Prior to purchasing a clever switch or lighting dimmer, examine the maker’s setup directions and specs. In the United States basic property lighting circuits are 120 volts at 60 hertz (HZ). The switch should be compatible to that. A few of the wise switches that I have actually seen have a voltage range from 120 to as high as 277 volts, which is for industrial lighting.
Get rid of the wall plate covering the existing switch by unscrewing the two screws. In some cases the wires are too short to pull the switch far.
If you see a white wire on the existing switch, that is not a neutral. It is either a LINE or a LOAD wire.
You need to determine the LINE and the LOAD wires within the existing switch box before installing the clever switch. You can not assume by color code which wire is the LINE and the LOAD wire. Check that the power is off using a non-contact voltage detector.
Validate that the power is off using a classification III (FELINE III) or category IV (CAT IV) volt meter or you can utilize a pigtail light socket with a light bulb.
Remove the two wires from the screw terminals on the side or the push-in connections in the back of the existing single pole switch. You can utilize a tiny screwdriver or a paper clip to get rid of the pushed in wires. Do not cut the wires. The wires in the switch box are all that you need to work with.

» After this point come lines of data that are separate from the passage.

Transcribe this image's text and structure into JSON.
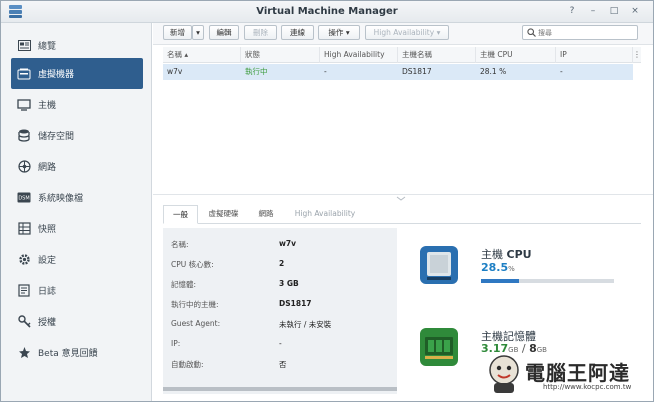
{
  "window": {
    "title": "Virtual Machine Manager",
    "controls": [
      "?",
      "–",
      "□",
      "×"
    ]
  },
  "sidebar": {
    "items": [
      {
        "label": "總覽",
        "icon": "overview-icon",
        "active": false
      },
      {
        "label": "虛擬機器",
        "icon": "vm-icon",
        "active": true
      },
      {
        "label": "主機",
        "icon": "host-icon",
        "active": false
      },
      {
        "label": "儲存空間",
        "icon": "storage-icon",
        "active": false
      },
      {
        "label": "網路",
        "icon": "network-icon",
        "active": false
      },
      {
        "label": "系統映像檔",
        "icon": "image-icon",
        "active": false
      },
      {
        "label": "快照",
        "icon": "snapshot-icon",
        "active": false
      },
      {
        "label": "設定",
        "icon": "gear-icon",
        "active": false
      },
      {
        "label": "日誌",
        "icon": "log-icon",
        "active": false
      },
      {
        "label": "授權",
        "icon": "key-icon",
        "active": false
      },
      {
        "label": "Beta 意見回饋",
        "icon": "feedback-icon",
        "active": false
      }
    ]
  },
  "toolbar": {
    "new_label": "新增",
    "edit_label": "編輯",
    "delete_label": "刪除",
    "connect_label": "連線",
    "action_label": "操作",
    "ha_label": "High Availability",
    "search_placeholder": "搜尋"
  },
  "table": {
    "headers": [
      "名稱",
      "狀態",
      "High Availability",
      "主機名稱",
      "主機 CPU",
      "IP"
    ],
    "rows": [
      {
        "name": "w7v",
        "status": "執行中",
        "ha": "-",
        "host": "DS1817",
        "cpu": "28.1 %",
        "ip": "-"
      }
    ]
  },
  "detail": {
    "tabs": [
      "一般",
      "虛擬硬碟",
      "網路",
      "High Availability"
    ],
    "fields": [
      {
        "label": "名稱:",
        "value": "w7v"
      },
      {
        "label": "CPU 核心數:",
        "value": "2"
      },
      {
        "label": "記憶體:",
        "value": "3 GB"
      },
      {
        "label": "執行中的主機:",
        "value": "DS1817"
      },
      {
        "label": "Guest Agent:",
        "value": "未執行 / 未安裝"
      },
      {
        "label": "IP:",
        "value": "-"
      },
      {
        "label": "自動啟動:",
        "value": "否"
      }
    ]
  },
  "stats": {
    "cpu_title_prefix": "主機 ",
    "cpu_title_bold": "CPU",
    "cpu_value": "28.5",
    "cpu_unit": "%",
    "cpu_percent": 28.5,
    "mem_title": "主機記憶體",
    "mem_used": "3.17",
    "mem_used_unit": "GB",
    "mem_sep": " / ",
    "mem_total": "8",
    "mem_total_unit": "GB"
  },
  "watermark": {
    "text": "電腦王阿達",
    "url": "http://www.kocpc.com.tw"
  },
  "colors": {
    "accent": "#2f5e8e",
    "running": "#3a9a3a",
    "selected_row": "#dbe9f7",
    "bar_fill": "#2f78c2"
  }
}
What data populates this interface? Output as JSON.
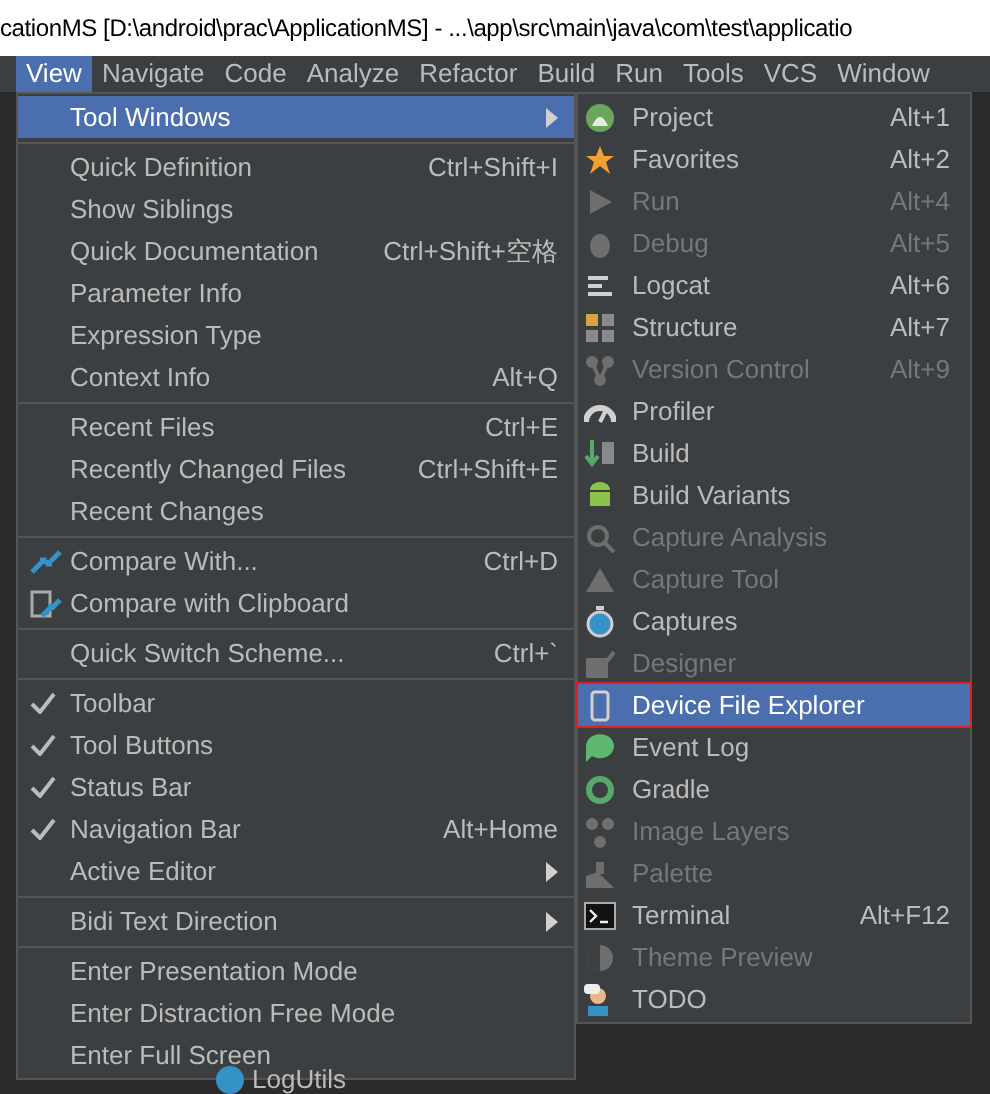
{
  "window": {
    "title": "cationMS [D:\\android\\prac\\ApplicationMS] - ...\\app\\src\\main\\java\\com\\test\\applicatio"
  },
  "menubar": [
    {
      "label": "View",
      "selected": true
    },
    {
      "label": "Navigate",
      "selected": false
    },
    {
      "label": "Code",
      "selected": false
    },
    {
      "label": "Analyze",
      "selected": false
    },
    {
      "label": "Refactor",
      "selected": false
    },
    {
      "label": "Build",
      "selected": false
    },
    {
      "label": "Run",
      "selected": false
    },
    {
      "label": "Tools",
      "selected": false
    },
    {
      "label": "VCS",
      "selected": false
    },
    {
      "label": "Window",
      "selected": false
    }
  ],
  "view_menu": [
    {
      "kind": "item",
      "label": "Tool Windows",
      "selected": true,
      "checked": false,
      "submenu": true
    },
    {
      "kind": "separator"
    },
    {
      "kind": "item",
      "label": "Quick Definition",
      "shortcut": "Ctrl+Shift+I",
      "selected": false,
      "checked": false
    },
    {
      "kind": "item",
      "label": "Show Siblings",
      "selected": false,
      "checked": false
    },
    {
      "kind": "item",
      "label": "Quick Documentation",
      "shortcut": "Ctrl+Shift+空格",
      "selected": false,
      "checked": false
    },
    {
      "kind": "item",
      "label": "Parameter Info",
      "selected": false,
      "checked": false
    },
    {
      "kind": "item",
      "label": "Expression Type",
      "selected": false,
      "checked": false
    },
    {
      "kind": "item",
      "label": "Context Info",
      "shortcut": "Alt+Q",
      "selected": false,
      "checked": false
    },
    {
      "kind": "separator"
    },
    {
      "kind": "item",
      "label": "Recent Files",
      "shortcut": "Ctrl+E",
      "selected": false,
      "checked": false
    },
    {
      "kind": "item",
      "label": "Recently Changed Files",
      "shortcut": "Ctrl+Shift+E",
      "selected": false,
      "checked": false
    },
    {
      "kind": "item",
      "label": "Recent Changes",
      "selected": false,
      "checked": false
    },
    {
      "kind": "separator"
    },
    {
      "kind": "item",
      "label": "Compare With...",
      "shortcut": "Ctrl+D",
      "selected": false,
      "checked": false
    },
    {
      "kind": "item",
      "label": "Compare with Clipboard",
      "selected": false,
      "checked": false
    },
    {
      "kind": "separator"
    },
    {
      "kind": "item",
      "label": "Quick Switch Scheme...",
      "shortcut": "Ctrl+`",
      "selected": false,
      "checked": false
    },
    {
      "kind": "separator"
    },
    {
      "kind": "item",
      "label": "Toolbar",
      "selected": false,
      "checked": true
    },
    {
      "kind": "item",
      "label": "Tool Buttons",
      "selected": false,
      "checked": true
    },
    {
      "kind": "item",
      "label": "Status Bar",
      "selected": false,
      "checked": true
    },
    {
      "kind": "item",
      "label": "Navigation Bar",
      "shortcut": "Alt+Home",
      "selected": false,
      "checked": true
    },
    {
      "kind": "item",
      "label": "Active Editor",
      "selected": false,
      "checked": false,
      "submenu": true
    },
    {
      "kind": "separator"
    },
    {
      "kind": "item",
      "label": "Bidi Text Direction",
      "selected": false,
      "checked": false,
      "submenu": true
    },
    {
      "kind": "separator"
    },
    {
      "kind": "item",
      "label": "Enter Presentation Mode",
      "selected": false,
      "checked": false
    },
    {
      "kind": "item",
      "label": "Enter Distraction Free Mode",
      "selected": false,
      "checked": false
    },
    {
      "kind": "item",
      "label": "Enter Full Screen",
      "selected": false,
      "checked": false
    }
  ],
  "tool_windows_menu": [
    {
      "label": "Project",
      "shortcut": "Alt+1",
      "disabled": false,
      "selected": false
    },
    {
      "label": "Favorites",
      "shortcut": "Alt+2",
      "disabled": false,
      "selected": false
    },
    {
      "label": "Run",
      "shortcut": "Alt+4",
      "disabled": true,
      "selected": false
    },
    {
      "label": "Debug",
      "shortcut": "Alt+5",
      "disabled": true,
      "selected": false
    },
    {
      "label": "Logcat",
      "shortcut": "Alt+6",
      "disabled": false,
      "selected": false
    },
    {
      "label": "Structure",
      "shortcut": "Alt+7",
      "disabled": false,
      "selected": false
    },
    {
      "label": "Version Control",
      "shortcut": "Alt+9",
      "disabled": true,
      "selected": false
    },
    {
      "label": "Profiler",
      "disabled": false,
      "selected": false
    },
    {
      "label": "Build",
      "disabled": false,
      "selected": false
    },
    {
      "label": "Build Variants",
      "disabled": false,
      "selected": false
    },
    {
      "label": "Capture Analysis",
      "disabled": true,
      "selected": false
    },
    {
      "label": "Capture Tool",
      "disabled": true,
      "selected": false
    },
    {
      "label": "Captures",
      "disabled": false,
      "selected": false
    },
    {
      "label": "Designer",
      "disabled": true,
      "selected": false
    },
    {
      "label": "Device File Explorer",
      "disabled": false,
      "selected": true,
      "outlined": true
    },
    {
      "label": "Event Log",
      "disabled": false,
      "selected": false
    },
    {
      "label": "Gradle",
      "disabled": false,
      "selected": false
    },
    {
      "label": "Image Layers",
      "disabled": true,
      "selected": false
    },
    {
      "label": "Palette",
      "disabled": true,
      "selected": false
    },
    {
      "label": "Terminal",
      "shortcut": "Alt+F12",
      "disabled": false,
      "selected": false
    },
    {
      "label": "Theme Preview",
      "disabled": true,
      "selected": false
    },
    {
      "label": "TODO",
      "disabled": false,
      "selected": false
    }
  ],
  "project_tree": {
    "item": "LogUtils"
  }
}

Now pull out the white wires that are inside of the switch box, but do not take them apart. Keep the joined white wires separated from the wires off of the switch.
Put one of your volt meter leads (Or pigtail light bulb) on the white wires and touch the other lead to one of the wires that were eliminated from the switch. Inspect the other wire that was gotten rid of from the switch. The switch wire that reveals roughly 120 volts with the white wires is the LINE.
When you have actually recognized the LINE, LOAD, and NEUTRAL wires inside of the existing wall switch electrical box and the power is off you can continue to connect the smart switch following the makers directions.
I have noticed that some wise switch electrical wiring diagrams from the producer have the devices grounding conductor colored yellow. Standard electrical code wiring practices in the United States require the grounding conductor to be green or a non-insulated bare wire. Other countries may have the ground wire as yellow with a green stripe, or green with a yellow stripe.
In your switch box you must have one or more grounding conductors spliced together with a wire connector or wire crimp. The ground wire from the clever switch needs to be linked to that. If the wires are crimped and there is no pigtail to link to, you will require to get rid of the crimp. I do this by carefully cutting the crimp parallel to the wires utilizing my Knipex high utilize diagonal pliers. Attempt not to cut the wires.
With the ground wires now separated from the crimp, twist completions together firmly using pliers. Tightly twist the ground wire from the clever switch onto this group of ground wires. Twist an appropriately sized wire adapter onto the end.
In those circumstances the metal box will be grounded and you can link a grounding pigtail to the back of the metal switch box using a 10/32 maker screw. Some really old black enamel metal switch boxes use 10/24 machine screws.
The smart switches are generally compatible with wall plates suitable for Decora switches though the colors might not be exactly the same.